Entries from a dataset of interfaces.
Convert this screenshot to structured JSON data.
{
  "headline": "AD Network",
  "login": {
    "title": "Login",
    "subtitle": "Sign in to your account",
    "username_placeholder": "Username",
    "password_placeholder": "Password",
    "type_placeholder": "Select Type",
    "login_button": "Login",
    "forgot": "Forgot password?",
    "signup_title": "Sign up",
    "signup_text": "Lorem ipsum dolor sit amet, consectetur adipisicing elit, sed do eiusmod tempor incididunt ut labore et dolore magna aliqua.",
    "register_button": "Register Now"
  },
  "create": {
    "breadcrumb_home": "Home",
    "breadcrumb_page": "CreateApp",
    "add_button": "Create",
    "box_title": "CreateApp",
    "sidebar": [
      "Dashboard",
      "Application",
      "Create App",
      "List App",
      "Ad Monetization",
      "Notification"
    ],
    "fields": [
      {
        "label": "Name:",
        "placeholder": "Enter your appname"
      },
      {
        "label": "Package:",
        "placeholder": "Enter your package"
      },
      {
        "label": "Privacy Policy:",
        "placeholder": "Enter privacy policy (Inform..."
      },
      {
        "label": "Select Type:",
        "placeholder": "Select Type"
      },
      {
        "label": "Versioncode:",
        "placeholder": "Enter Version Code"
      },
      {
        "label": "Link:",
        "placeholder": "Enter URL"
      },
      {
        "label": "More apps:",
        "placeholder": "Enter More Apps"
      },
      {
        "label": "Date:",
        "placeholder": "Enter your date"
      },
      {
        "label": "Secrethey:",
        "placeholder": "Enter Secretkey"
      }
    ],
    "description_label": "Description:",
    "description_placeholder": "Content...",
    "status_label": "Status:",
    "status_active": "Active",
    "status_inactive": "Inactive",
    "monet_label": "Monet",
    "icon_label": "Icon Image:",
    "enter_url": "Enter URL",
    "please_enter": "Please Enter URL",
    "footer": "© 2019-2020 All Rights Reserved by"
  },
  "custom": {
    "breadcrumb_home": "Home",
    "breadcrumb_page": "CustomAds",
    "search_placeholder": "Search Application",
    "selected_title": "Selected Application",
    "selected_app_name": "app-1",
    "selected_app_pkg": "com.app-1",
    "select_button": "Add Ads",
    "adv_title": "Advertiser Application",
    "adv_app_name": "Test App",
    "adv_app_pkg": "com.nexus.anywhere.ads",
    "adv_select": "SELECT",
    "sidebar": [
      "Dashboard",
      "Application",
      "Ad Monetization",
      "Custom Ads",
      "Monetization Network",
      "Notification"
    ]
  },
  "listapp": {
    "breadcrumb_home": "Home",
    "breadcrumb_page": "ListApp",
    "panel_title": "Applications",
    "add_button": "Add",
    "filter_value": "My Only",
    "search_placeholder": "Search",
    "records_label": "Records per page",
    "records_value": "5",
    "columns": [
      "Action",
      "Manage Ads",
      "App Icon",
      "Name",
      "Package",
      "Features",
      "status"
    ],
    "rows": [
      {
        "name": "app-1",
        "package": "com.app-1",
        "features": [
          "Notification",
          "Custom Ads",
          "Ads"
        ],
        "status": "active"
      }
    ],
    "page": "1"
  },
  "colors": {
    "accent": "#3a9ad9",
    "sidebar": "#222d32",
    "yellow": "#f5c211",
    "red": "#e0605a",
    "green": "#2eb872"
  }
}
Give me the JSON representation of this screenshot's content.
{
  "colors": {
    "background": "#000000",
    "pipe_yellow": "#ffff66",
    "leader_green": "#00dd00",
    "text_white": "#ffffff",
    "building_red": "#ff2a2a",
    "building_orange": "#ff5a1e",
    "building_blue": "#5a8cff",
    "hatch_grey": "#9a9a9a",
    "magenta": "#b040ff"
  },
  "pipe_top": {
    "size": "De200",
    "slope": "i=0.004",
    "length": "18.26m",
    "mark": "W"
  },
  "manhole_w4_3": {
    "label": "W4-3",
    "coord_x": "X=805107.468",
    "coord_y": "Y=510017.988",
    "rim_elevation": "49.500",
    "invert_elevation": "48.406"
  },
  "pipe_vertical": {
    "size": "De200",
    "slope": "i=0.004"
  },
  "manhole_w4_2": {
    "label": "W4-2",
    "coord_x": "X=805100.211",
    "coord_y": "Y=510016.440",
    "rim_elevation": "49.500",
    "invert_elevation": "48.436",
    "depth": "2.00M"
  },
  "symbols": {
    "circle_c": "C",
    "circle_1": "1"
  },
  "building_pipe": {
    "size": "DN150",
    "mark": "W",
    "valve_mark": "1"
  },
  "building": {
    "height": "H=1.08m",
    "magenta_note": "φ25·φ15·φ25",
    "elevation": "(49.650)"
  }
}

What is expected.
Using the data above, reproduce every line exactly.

Answer box.
Convert this screenshot to structured JSON data.
{
  "headline": "AD Network",
  "login": {
    "title": "Login",
    "subtitle": "Sign in to your account",
    "username_placeholder": "Username",
    "password_placeholder": "Password",
    "type_placeholder": "Select Type",
    "login_button": "Login",
    "forgot": "Forgot password?",
    "signup_title": "Sign up",
    "signup_text": "Lorem ipsum dolor sit amet, consectetur adipisicing elit, sed do eiusmod tempor incididunt ut labore et dolore magna aliqua.",
    "register_button": "Register Now"
  },
  "create": {
    "breadcrumb_home": "Home",
    "breadcrumb_page": "CreateApp",
    "add_button": "Create",
    "box_title": "CreateApp",
    "sidebar": [
      "Dashboard",
      "Application",
      "Create App",
      "List App",
      "Ad Monetization",
      "Notification"
    ],
    "fields": [
      {
        "label": "Name:",
        "placeholder": "Enter your appname"
      },
      {
        "label": "Package:",
        "placeholder": "Enter your package"
      },
      {
        "label": "Privacy Policy:",
        "placeholder": "Enter privacy policy (Inform..."
      },
      {
        "label": "Select Type:",
        "placeholder": "Select Type"
      },
      {
        "label": "Versioncode:",
        "placeholder": "Enter Version Code"
      },
      {
        "label": "Link:",
        "placeholder": "Enter URL"
      },
      {
        "label": "More apps:",
        "placeholder": "Enter More Apps"
      },
      {
        "label": "Date:",
        "placeholder": "Enter your date"
      },
      {
        "label": "Secrethey:",
        "placeholder": "Enter Secretkey"
      }
    ],
    "description_label": "Description:",
    "description_placeholder": "Content...",
    "status_label": "Status:",
    "status_active": "Active",
    "status_inactive": "Inactive",
    "monet_label": "Monet",
    "icon_label": "Icon Image:",
    "enter_url": "Enter URL",
    "please_enter": "Please Enter URL",
    "footer": "© 2019-2020 All Rights Reserved by"
  },
  "custom": {
    "breadcrumb_home": "Home",
    "breadcrumb_page": "CustomAds",
    "search_placeholder": "Search Application",
    "selected_title": "Selected Application",
    "selected_app_name": "app-1",
    "selected_app_pkg": "com.app-1",
    "select_button": "Add Ads",
    "adv_title": "Advertiser Application",
    "adv_app_name": "Test App",
    "adv_app_pkg": "com.nexus.anywhere.ads",
    "adv_select": "SELECT",
    "sidebar": [
      "Dashboard",
      "Application",
      "Ad Monetization",
      "Custom Ads",
      "Monetization Network",
      "Notification"
    ]
  },
  "listapp": {
    "breadcrumb_home": "Home",
    "breadcrumb_page": "ListApp",
    "panel_title": "Applications",
    "add_button": "Add",
    "filter_value": "My Only",
    "search_placeholder": "Search",
    "records_label": "Records per page",
    "records_value": "5",
    "columns": [
      "Action",
      "Manage Ads",
      "App Icon",
      "Name",
      "Package",
      "Features",
      "status"
    ],
    "rows": [
      {
        "name": "app-1",
        "package": "com.app-1",
        "features": [
          "Notification",
          "Custom Ads",
          "Ads"
        ],
        "status": "active"
      }
    ],
    "page": "1"
  },
  "colors": {
    "accent": "#3a9ad9",
    "sidebar": "#222d32",
    "yellow": "#f5c211",
    "red": "#e0605a",
    "green": "#2eb872"
  }
}
Give me the JSON representation of this screenshot's content.
{
  "colors": {
    "background": "#000000",
    "pipe_yellow": "#ffff66",
    "leader_green": "#00dd00",
    "text_white": "#ffffff",
    "building_red": "#ff2a2a",
    "building_orange": "#ff5a1e",
    "building_blue": "#5a8cff",
    "hatch_grey": "#9a9a9a",
    "magenta": "#b040ff"
  },
  "pipe_top": {
    "size": "De200",
    "slope": "i=0.004",
    "length": "18.26m",
    "mark": "W"
  },
  "manhole_w4_3": {
    "label": "W4-3",
    "coord_x": "X=805107.468",
    "coord_y": "Y=510017.988",
    "rim_elevation": "49.500",
    "invert_elevation": "48.406"
  },
  "pipe_vertical": {
    "size": "De200",
    "slope": "i=0.004"
  },
  "manhole_w4_2": {
    "label": "W4-2",
    "coord_x": "X=805100.211",
    "coord_y": "Y=510016.440",
    "rim_elevation": "49.500",
    "invert_elevation": "48.436",
    "depth": "2.00M"
  },
  "symbols": {
    "circle_c": "C",
    "circle_1": "1"
  },
  "building_pipe": {
    "size": "DN150",
    "mark": "W",
    "valve_mark": "1"
  },
  "building": {
    "height": "H=1.08m",
    "magenta_note": "φ25·φ15·φ25",
    "elevation": "(49.650)"
  }
}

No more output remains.